Inside a Hospice support group

Published 2:57 pm Monday, June 21, 2010

Its not what you expect.

There are no tears, at least not today, although the participants have experienced enough grief to make anyone cry. Each of them has a heart-wrenching story, but thats not what they are about today, not right away. Its nine oclock in the morning and eight women have gathered at T.J.s as they do every Friday for coffee, and maybe a warm biscuit or an English muffin, and companionship.

You might expect LOLs&bsp; little old ladies. They are not. They are a cross section of the community – young, old, middle-aged – eight women, tied by the common thread of loss. That loss may be a mother, a son, more likely a husband. Some are closer to their personal tragedies than others, some are coping better than others. They treat each other gently and courteously. Nothing they say is judgmental. One thing is clear: each one of them cares for the others, hence the name change. They used to call themselves Moving On. Now they are We Care.

Sign up for our daily email newsletter

Get the latest news sent to your inbox

At the start of the meeting, they are like athletes warming up before the big game, chatting in general terms, welcoming the newcomer. Their number varies. Today several regulars are not present but have explained their absences in advance. One member recommends a book, another tells a funny story about wearing her name tag upside down so she wont forget who she is. There are announcements from Esther Boblit, a volunteer who chairs the group with a light and loving hand.

They have plans. Theres a knitting group the next day, highly recommended, although the guarantee of completing a bolero in one session raises a few skeptical eyebrows. Some are meeting next week to attend a concert together. Several tell of vacationing out of state together later this summer. Current business settled, they take turns sharing their personal news, as is their habit.

Some of it is good. One member has planted flowers and gotten herself a facial. It felt wonderful! she says. One has come upon her husbands diary, composed during his final illness, which has both touched and comforted her. She speaks of perhaps editing it into a book. Another has rediscovered her neighborhood. Her husbands illness lasted five years.
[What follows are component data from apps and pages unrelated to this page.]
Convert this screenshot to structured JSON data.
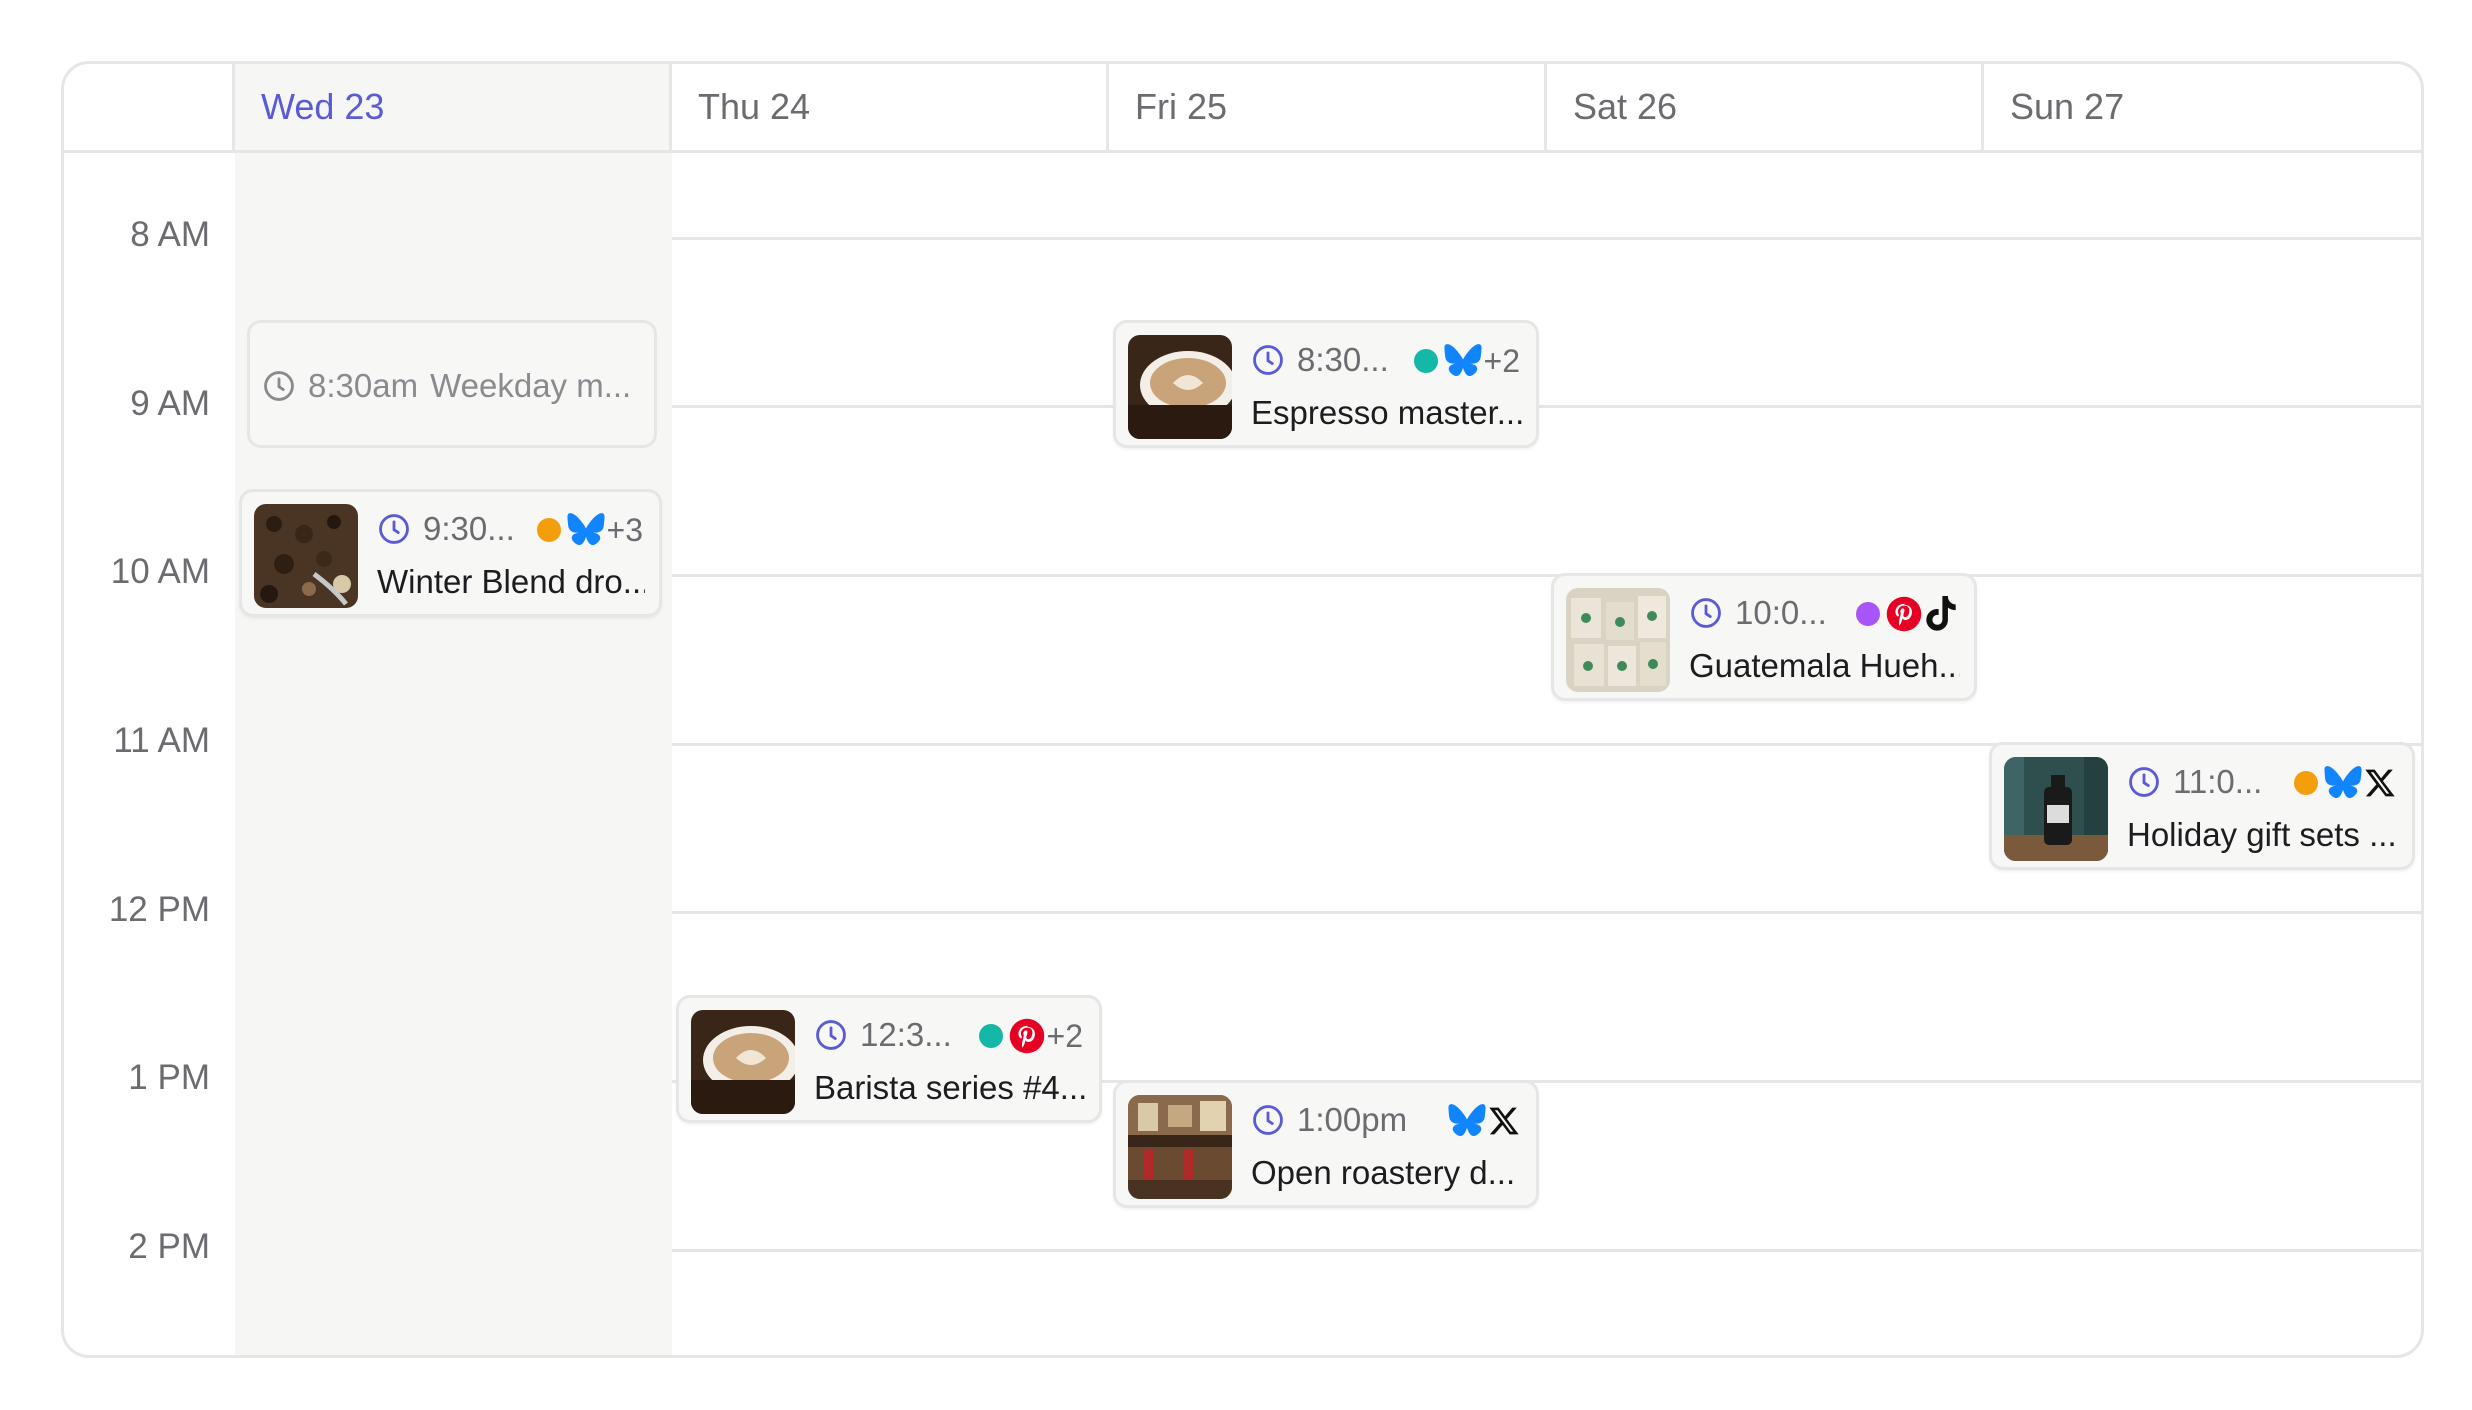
{
  "days": [
    {
      "label": "Wed 23",
      "today": true
    },
    {
      "label": "Thu 24",
      "today": false
    },
    {
      "label": "Fri 25",
      "today": false
    },
    {
      "label": "Sat 26",
      "today": false
    },
    {
      "label": "Sun 27",
      "today": false
    }
  ],
  "hours": [
    "8 AM",
    "9 AM",
    "10 AM",
    "11 AM",
    "12 PM",
    "1 PM",
    "2 PM"
  ],
  "colors": {
    "accent": "#5b5bd6",
    "teal": "#14b8a6",
    "orange": "#f59e0b",
    "purple": "#a855f7",
    "bluesky": "#1185fe",
    "pinterest": "#e60023"
  },
  "events": [
    {
      "id": "weekday",
      "time": "8:30am",
      "title": "Weekday m...",
      "simple": true
    },
    {
      "id": "winter",
      "time": "9:30...",
      "title": "Winter Blend dro...",
      "extra": "+3",
      "channels": [
        "orange-dot",
        "bluesky-icon"
      ],
      "thumb": "coffee-beans-image"
    },
    {
      "id": "espresso",
      "time": "8:30...",
      "title": "Espresso master...",
      "extra": "+2",
      "channels": [
        "teal-dot",
        "bluesky-icon"
      ],
      "thumb": "latte-cup-image"
    },
    {
      "id": "guatemala",
      "time": "10:0...",
      "title": "Guatemala Hueh...",
      "extra": "",
      "channels": [
        "purple-dot",
        "pinterest-icon",
        "tiktok-icon"
      ],
      "thumb": "coffee-bags-image"
    },
    {
      "id": "holiday",
      "time": "11:0...",
      "title": "Holiday gift sets ...",
      "extra": "",
      "channels": [
        "orange-dot",
        "bluesky-icon",
        "x-icon"
      ],
      "thumb": "gift-bottle-image"
    },
    {
      "id": "barista",
      "time": "12:3...",
      "title": "Barista series #4...",
      "extra": "+2",
      "channels": [
        "teal-dot",
        "pinterest-icon"
      ],
      "thumb": "latte-cup-image"
    },
    {
      "id": "roastery",
      "time": "1:00pm",
      "title": "Open roastery d...",
      "extra": "",
      "channels": [
        "bluesky-icon",
        "x-icon"
      ],
      "thumb": "cafe-interior-image"
    }
  ]
}
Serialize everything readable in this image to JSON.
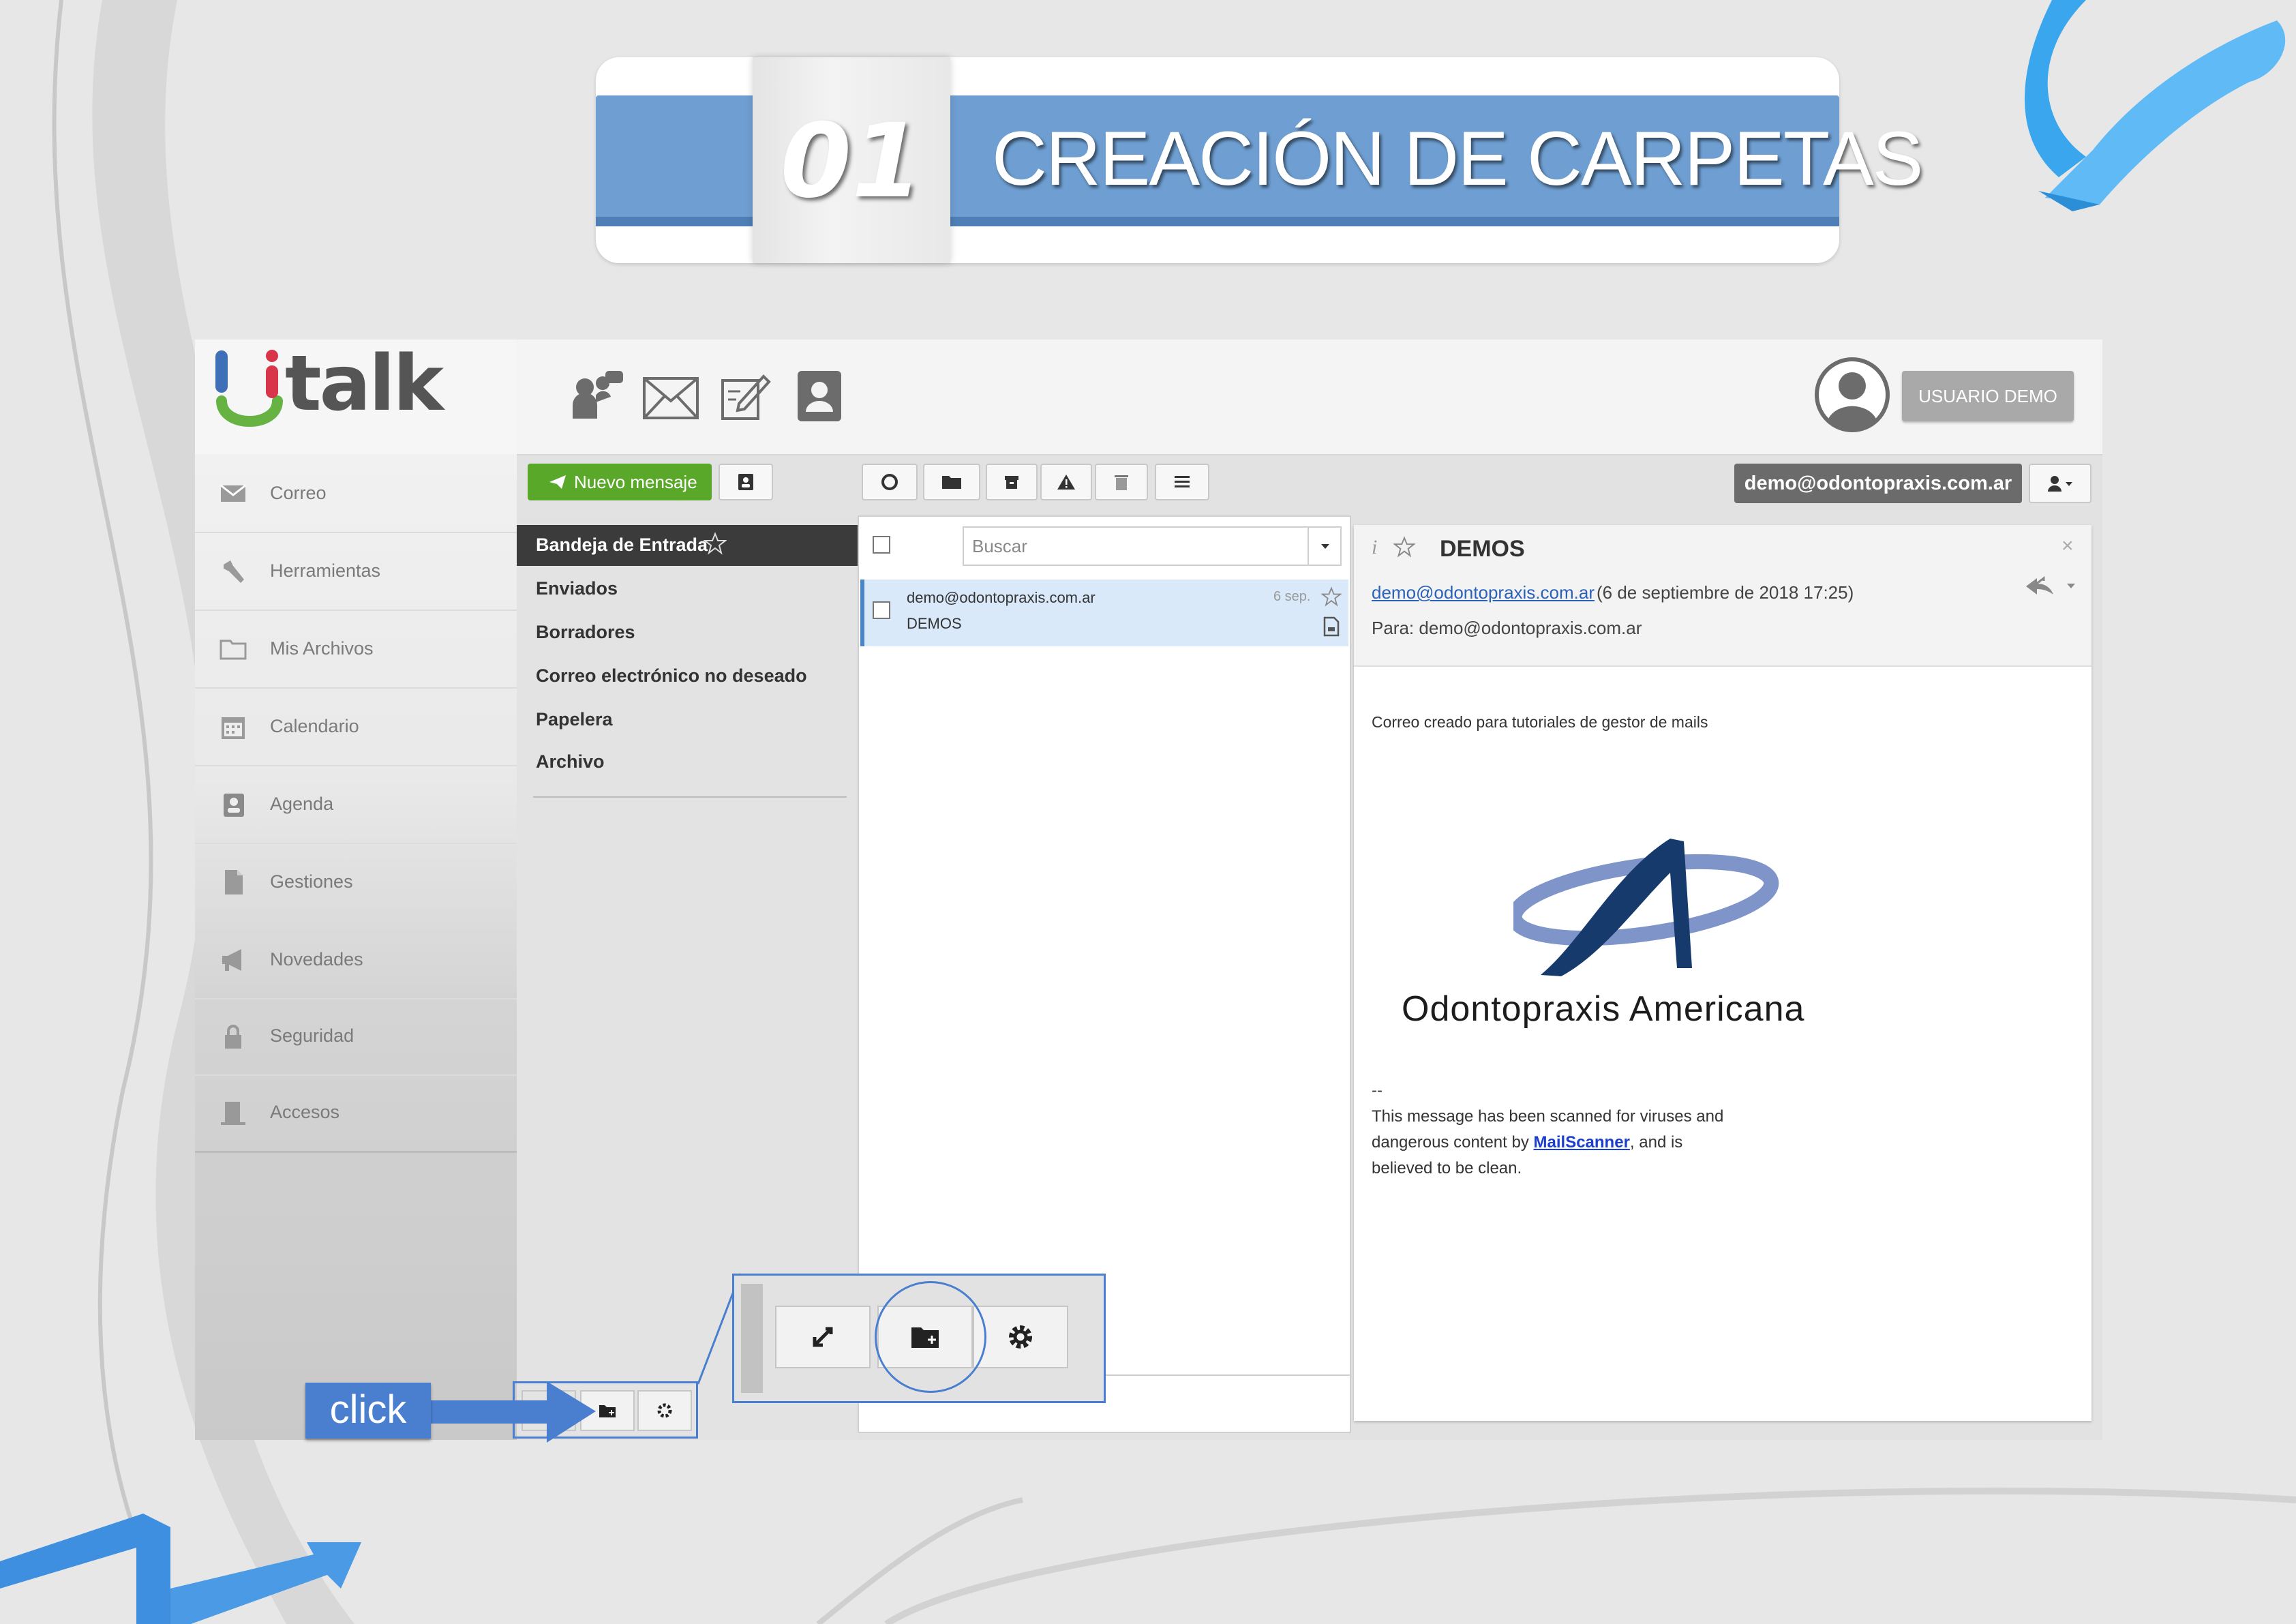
{
  "banner": {
    "number": "01",
    "title": "CREACIÓN DE CARPETAS"
  },
  "app": {
    "logo_text": "talk",
    "user_button": "USUARIO DEMO",
    "account_email": "demo@odontopraxis.com.ar",
    "new_message_label": "Nuevo mensaje"
  },
  "sidebar": {
    "items": [
      {
        "label": "Correo",
        "icon": "envelope-icon"
      },
      {
        "label": "Herramientas",
        "icon": "wrench-icon"
      },
      {
        "label": "Mis Archivos",
        "icon": "folder-icon"
      },
      {
        "label": "Calendario",
        "icon": "calendar-icon"
      },
      {
        "label": "Agenda",
        "icon": "contact-book-icon"
      },
      {
        "label": "Gestiones",
        "icon": "document-icon"
      },
      {
        "label": "Novedades",
        "icon": "megaphone-icon"
      },
      {
        "label": "Seguridad",
        "icon": "lock-icon"
      },
      {
        "label": "Accesos",
        "icon": "door-icon"
      }
    ]
  },
  "folders": [
    {
      "label": "Bandeja de Entrada"
    },
    {
      "label": "Enviados"
    },
    {
      "label": "Borradores"
    },
    {
      "label": "Correo electrónico no deseado"
    },
    {
      "label": "Papelera"
    },
    {
      "label": "Archivo"
    }
  ],
  "message_list": {
    "search_placeholder": "Buscar",
    "messages": [
      {
        "from": "demo@odontopraxis.com.ar",
        "subject": "DEMOS",
        "date": "6 sep."
      }
    ]
  },
  "reading": {
    "subject": "DEMOS",
    "from": "demo@odontopraxis.com.ar",
    "date": "(6 de septiembre de 2018 17:25)",
    "to": "Para: demo@odontopraxis.com.ar",
    "body_line": "Correo creado para tutoriales de gestor de mails",
    "logo_text": "Odontopraxis Americana",
    "sig_dash": "--",
    "sig_line1": "This message has been scanned for viruses and",
    "sig_line2a": "dangerous content by ",
    "sig_link": "MailScanner",
    "sig_line2b": ", and is",
    "sig_line3": "believed to be clean."
  },
  "callout": {
    "click_label": "click"
  },
  "colors": {
    "accent_blue": "#4a7fd0",
    "banner_blue": "#6f9fd2",
    "green": "#5aa82a"
  }
}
During that time she says she pulled into herself, but now she is out walking and gardening and she has been delighted by her neighbors greetings and obvious concern.

There have been down turns as well. A series of little things, one member explains. A sick cat over the holiday weekend, a television out except for one channel. Another says shes gained weight. Food as comfort, she says, shaking her head. Ive got to do something about that. Still another says she has lost weight. She has no appetite for eating alone.

They agree that grieving is an unpredictable process, never easy or smooth. Responsibilities, heightened by loneliness, seem to double. Tending the house and the yard becomes a major issue. Dealing with family members who may or may not understand and offer their help. Managing finances. Focusing.

Knowing that others experience the same kinds of emotional reactions helps. In fact, it may be the most helpful tool available. Esther Boblit knows this. Her friends, gathered around the table, know it too. So does Hospice of the Carolina Foothills, who initiated the group through its Bereavement Services. Its a flexible group, to be taken as needed like a good prescription. Members come and go in accordance with their needs. And, as Esther is quick to point out, this group is not exclusively for Hospice survivors. We Care welcomes any woman who is grieving.

By the end of the hour they sound positive and upbeat. They have gathered strength from one another. Their sharing is a gift to each other and to this community. Join them if and when you need it. Its as simple as a call to HoCF at 828-894-7000. Given the healing bond which has developed between these women, it is apparent that We Care will be around for as long as it is needed.